Man proposes and disposes. He and he alone can determine whether he is completely master of himself, that is, whether he maintains the body of his desires, daily more formidable, in a state of anarchy. Poetry teaches him to. It bears within itself the perfect compensation for the miseries we endure. It can also be an organizer, if ever, as the result of a less intimate disappointment, we contemplate taking it seriously. The time is coming when it decrees the end of money and by itself will break the bread of heaven for the earth! There will still be gatherings on the public square, and movements you never dared hope participate in. Farewell to absurd choices, the dreams of dark abyss, rivalries, the prolonged patience, the flight of seasons, the artificial order of ideas, the ramp of danger, time for everything! May you only take the trouble to practice poetry. Is it not incumbent upon us, who are already living off it, to try and impose what we hold to be our case for further inquiry?

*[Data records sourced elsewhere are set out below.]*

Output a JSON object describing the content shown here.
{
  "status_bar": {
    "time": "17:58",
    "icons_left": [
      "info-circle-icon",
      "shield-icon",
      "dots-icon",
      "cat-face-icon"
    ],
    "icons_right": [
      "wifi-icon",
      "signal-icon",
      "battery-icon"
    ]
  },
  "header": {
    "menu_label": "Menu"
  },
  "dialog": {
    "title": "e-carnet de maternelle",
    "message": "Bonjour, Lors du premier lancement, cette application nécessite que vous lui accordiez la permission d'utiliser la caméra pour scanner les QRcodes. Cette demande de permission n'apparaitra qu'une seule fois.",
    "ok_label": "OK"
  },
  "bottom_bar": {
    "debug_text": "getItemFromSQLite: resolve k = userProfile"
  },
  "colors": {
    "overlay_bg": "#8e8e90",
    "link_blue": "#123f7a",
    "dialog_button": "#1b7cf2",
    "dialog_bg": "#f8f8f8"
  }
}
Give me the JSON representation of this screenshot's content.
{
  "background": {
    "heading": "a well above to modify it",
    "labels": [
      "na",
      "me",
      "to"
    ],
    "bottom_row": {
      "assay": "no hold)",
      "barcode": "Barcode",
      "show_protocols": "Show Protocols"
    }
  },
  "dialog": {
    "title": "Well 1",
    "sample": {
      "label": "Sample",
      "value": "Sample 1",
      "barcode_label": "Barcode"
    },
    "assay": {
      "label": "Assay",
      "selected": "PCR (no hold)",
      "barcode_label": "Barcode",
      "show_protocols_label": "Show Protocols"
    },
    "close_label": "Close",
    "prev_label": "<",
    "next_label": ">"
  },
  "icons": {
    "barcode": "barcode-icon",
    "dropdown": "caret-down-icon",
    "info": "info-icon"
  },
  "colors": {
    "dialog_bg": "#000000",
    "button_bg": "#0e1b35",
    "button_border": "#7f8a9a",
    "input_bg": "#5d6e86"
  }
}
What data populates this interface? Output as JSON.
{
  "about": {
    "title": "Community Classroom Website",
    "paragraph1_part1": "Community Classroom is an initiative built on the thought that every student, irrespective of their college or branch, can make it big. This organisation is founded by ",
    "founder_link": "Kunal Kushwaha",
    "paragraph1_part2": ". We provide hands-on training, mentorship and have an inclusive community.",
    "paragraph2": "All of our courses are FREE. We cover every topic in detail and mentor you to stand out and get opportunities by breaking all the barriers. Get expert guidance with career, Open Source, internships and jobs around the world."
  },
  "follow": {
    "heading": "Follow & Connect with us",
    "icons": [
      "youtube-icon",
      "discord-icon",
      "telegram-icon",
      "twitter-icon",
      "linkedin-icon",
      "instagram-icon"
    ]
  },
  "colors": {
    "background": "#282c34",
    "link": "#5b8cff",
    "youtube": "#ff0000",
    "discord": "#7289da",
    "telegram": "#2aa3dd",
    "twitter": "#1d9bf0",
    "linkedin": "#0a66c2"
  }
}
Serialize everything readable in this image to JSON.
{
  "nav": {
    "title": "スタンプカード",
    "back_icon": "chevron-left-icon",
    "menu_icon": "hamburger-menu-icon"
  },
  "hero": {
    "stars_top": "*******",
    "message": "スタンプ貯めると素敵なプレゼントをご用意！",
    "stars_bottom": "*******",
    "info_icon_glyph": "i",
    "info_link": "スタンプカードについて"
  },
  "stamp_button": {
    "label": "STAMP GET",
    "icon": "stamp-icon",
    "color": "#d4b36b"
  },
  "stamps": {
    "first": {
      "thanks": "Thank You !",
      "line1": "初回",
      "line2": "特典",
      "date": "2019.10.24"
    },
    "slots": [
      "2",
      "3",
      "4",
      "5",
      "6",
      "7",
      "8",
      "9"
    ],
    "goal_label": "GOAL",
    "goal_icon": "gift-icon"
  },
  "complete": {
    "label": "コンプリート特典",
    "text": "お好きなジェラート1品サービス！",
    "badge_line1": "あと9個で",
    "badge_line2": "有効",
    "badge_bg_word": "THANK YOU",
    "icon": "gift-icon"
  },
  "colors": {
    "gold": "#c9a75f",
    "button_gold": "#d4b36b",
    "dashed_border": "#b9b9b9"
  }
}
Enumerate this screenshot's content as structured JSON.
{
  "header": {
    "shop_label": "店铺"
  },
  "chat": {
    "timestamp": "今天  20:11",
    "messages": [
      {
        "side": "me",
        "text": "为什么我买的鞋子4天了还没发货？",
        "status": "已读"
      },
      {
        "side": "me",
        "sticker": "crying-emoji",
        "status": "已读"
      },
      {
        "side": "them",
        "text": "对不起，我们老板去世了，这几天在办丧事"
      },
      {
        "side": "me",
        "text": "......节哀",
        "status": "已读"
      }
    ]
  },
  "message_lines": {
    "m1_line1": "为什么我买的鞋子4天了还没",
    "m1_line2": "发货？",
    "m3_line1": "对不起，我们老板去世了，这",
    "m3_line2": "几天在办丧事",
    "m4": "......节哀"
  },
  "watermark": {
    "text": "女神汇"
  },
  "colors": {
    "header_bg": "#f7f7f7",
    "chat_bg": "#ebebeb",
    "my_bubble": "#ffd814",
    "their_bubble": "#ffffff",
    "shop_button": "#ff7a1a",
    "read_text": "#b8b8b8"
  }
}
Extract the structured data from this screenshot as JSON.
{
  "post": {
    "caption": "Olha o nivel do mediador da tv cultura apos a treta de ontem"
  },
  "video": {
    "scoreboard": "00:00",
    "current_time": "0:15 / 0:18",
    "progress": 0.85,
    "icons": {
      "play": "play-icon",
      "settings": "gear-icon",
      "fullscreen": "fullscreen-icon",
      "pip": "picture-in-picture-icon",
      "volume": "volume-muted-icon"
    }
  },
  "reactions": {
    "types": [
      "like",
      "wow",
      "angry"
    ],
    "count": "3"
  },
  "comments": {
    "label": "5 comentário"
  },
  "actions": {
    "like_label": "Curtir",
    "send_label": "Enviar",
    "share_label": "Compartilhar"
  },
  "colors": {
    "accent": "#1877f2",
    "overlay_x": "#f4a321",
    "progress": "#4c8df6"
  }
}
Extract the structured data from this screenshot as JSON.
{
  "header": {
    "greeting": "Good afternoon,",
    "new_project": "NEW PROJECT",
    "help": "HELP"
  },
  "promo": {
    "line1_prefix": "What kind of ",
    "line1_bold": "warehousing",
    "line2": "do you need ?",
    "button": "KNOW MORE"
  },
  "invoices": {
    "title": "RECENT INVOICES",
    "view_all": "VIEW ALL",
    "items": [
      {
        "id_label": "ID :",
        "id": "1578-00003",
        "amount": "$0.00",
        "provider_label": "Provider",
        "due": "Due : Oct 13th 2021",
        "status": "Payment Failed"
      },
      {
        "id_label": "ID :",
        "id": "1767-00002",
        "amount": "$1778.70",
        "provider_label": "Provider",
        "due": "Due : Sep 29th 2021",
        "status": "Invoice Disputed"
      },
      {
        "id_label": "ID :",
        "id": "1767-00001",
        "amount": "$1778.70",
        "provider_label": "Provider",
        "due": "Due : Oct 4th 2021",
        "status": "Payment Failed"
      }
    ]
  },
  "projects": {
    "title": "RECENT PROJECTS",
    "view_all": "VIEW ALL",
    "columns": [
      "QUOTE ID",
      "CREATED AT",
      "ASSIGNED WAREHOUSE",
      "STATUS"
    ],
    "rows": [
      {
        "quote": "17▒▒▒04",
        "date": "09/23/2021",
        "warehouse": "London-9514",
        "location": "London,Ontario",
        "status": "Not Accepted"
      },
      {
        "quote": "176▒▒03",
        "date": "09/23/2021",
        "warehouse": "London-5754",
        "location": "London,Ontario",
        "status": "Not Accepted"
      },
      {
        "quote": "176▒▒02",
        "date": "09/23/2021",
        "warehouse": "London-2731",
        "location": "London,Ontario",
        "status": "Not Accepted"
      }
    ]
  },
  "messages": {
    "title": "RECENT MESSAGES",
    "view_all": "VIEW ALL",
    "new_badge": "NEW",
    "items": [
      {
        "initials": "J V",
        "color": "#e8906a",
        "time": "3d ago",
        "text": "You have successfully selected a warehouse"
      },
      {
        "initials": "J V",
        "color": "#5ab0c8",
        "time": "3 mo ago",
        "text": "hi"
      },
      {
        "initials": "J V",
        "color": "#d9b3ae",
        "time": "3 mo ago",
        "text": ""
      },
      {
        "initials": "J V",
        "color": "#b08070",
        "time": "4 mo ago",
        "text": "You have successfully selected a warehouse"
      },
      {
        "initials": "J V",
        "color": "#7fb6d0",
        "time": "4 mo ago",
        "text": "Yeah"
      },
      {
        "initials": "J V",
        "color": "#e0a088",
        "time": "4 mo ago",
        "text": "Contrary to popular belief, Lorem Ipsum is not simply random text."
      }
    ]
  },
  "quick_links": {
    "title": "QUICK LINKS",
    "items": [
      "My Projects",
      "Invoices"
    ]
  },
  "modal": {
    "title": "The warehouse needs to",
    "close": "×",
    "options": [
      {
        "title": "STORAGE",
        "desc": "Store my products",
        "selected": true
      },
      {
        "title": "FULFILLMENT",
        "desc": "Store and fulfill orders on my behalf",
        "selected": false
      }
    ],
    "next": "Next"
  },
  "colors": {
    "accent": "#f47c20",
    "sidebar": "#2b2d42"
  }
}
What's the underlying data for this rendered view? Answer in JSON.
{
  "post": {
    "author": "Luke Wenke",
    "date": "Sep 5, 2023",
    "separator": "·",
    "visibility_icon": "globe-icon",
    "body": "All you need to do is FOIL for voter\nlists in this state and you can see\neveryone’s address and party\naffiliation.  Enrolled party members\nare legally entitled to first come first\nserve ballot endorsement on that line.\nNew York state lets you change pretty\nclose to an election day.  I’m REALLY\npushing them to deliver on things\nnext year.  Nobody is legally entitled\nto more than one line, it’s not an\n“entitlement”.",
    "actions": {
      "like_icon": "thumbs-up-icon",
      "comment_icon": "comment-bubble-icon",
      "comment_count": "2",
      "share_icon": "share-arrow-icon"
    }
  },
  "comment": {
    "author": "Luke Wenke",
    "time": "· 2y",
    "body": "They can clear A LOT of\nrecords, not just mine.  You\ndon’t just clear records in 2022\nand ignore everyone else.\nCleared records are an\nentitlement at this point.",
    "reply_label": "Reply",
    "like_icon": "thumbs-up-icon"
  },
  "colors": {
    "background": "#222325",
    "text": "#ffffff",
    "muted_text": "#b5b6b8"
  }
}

– from the “Manifesto of Surrealism (1924)” in Manifestoes of Surrealism by André Breton, translated by Richard Seaver and Helen R. Lane.